*Exercise*. Across the whole listing, find how many lines contain "name", then write that number and nothing else.

*Task data*.

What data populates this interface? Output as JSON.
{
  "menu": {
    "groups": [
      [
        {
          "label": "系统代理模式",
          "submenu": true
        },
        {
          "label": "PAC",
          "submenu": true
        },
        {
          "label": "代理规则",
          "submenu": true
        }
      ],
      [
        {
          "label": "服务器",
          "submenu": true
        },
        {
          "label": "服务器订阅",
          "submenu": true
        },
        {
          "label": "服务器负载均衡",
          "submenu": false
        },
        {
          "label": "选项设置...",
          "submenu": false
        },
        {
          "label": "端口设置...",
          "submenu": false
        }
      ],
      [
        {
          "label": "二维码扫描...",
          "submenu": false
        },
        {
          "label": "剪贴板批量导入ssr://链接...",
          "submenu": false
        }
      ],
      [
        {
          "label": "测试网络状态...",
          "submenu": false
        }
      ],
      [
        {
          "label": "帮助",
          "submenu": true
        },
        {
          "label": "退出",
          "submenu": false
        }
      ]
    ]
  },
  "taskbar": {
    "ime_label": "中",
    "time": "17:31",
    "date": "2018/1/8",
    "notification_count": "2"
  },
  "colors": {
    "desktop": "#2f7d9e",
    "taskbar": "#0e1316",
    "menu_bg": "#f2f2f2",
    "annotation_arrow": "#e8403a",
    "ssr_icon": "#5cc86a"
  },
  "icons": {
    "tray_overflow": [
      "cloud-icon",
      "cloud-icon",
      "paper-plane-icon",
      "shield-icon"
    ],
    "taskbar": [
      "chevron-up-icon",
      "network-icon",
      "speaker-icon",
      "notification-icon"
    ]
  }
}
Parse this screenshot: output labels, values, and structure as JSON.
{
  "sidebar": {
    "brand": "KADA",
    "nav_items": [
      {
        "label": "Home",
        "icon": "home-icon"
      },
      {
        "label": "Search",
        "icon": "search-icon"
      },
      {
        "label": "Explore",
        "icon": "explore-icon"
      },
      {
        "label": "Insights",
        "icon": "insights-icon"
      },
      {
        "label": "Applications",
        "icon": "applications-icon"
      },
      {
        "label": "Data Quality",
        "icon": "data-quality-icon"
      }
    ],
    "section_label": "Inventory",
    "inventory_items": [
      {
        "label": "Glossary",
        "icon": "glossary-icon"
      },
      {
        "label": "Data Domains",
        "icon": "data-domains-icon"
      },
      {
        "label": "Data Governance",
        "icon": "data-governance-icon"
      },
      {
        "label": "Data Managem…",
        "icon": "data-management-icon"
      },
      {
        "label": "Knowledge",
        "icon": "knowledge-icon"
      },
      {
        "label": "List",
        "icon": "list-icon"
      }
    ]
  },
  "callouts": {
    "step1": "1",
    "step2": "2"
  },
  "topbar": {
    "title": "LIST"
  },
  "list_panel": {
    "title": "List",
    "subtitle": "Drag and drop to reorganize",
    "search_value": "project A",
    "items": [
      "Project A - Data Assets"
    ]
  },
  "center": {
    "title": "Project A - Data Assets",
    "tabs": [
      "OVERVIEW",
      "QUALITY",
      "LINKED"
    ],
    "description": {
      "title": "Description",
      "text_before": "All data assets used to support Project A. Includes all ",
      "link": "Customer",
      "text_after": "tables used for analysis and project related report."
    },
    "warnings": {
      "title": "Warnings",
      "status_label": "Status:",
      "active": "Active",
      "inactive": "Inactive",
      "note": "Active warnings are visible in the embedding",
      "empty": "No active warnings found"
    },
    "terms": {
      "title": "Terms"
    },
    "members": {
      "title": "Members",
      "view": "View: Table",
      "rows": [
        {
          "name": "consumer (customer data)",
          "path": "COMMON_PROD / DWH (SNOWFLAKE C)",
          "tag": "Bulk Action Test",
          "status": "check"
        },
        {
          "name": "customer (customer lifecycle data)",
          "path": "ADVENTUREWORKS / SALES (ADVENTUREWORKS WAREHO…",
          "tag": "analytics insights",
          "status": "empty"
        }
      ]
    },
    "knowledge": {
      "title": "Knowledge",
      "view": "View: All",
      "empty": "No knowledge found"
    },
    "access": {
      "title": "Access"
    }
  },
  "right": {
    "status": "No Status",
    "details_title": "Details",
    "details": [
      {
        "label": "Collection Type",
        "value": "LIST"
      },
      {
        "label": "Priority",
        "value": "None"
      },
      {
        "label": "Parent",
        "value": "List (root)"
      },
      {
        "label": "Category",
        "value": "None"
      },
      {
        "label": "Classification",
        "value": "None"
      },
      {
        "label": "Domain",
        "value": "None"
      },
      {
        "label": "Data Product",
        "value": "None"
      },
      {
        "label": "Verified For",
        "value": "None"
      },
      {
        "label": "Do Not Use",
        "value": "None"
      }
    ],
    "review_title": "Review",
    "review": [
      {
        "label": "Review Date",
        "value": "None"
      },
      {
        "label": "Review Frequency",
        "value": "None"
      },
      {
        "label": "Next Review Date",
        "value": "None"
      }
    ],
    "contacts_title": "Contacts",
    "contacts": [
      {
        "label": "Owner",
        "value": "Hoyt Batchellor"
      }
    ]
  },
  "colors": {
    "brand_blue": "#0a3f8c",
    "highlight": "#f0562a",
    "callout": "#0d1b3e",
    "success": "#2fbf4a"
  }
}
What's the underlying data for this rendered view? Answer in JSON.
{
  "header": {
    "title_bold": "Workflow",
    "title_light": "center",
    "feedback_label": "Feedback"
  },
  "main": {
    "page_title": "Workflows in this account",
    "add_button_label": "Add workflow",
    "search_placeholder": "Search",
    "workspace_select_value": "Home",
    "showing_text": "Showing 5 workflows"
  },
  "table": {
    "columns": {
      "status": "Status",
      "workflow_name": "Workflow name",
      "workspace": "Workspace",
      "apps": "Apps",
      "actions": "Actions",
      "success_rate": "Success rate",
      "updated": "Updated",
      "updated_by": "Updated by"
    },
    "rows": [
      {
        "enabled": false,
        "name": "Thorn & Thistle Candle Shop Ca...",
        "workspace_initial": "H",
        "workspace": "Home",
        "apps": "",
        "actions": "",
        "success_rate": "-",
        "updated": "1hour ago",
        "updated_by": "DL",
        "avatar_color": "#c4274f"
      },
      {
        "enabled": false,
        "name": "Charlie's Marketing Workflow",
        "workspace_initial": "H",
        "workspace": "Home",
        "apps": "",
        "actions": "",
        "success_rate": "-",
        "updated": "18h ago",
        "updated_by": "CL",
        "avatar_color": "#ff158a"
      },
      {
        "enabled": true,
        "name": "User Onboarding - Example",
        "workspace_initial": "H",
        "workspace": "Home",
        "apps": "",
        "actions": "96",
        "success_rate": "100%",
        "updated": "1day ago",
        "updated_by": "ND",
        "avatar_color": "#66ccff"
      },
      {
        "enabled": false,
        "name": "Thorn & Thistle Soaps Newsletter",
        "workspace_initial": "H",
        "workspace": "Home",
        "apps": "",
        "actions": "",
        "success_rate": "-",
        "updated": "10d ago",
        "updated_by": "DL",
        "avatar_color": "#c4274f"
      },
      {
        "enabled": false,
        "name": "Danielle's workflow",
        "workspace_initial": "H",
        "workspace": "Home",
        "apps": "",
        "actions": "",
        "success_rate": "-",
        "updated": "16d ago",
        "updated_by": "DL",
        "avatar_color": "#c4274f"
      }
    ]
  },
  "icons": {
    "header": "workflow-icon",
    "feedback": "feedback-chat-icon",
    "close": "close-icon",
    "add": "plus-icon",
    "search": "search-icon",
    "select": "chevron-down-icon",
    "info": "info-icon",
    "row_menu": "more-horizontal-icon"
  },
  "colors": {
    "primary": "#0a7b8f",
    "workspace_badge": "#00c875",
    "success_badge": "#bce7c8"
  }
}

*Answer to this task*. 8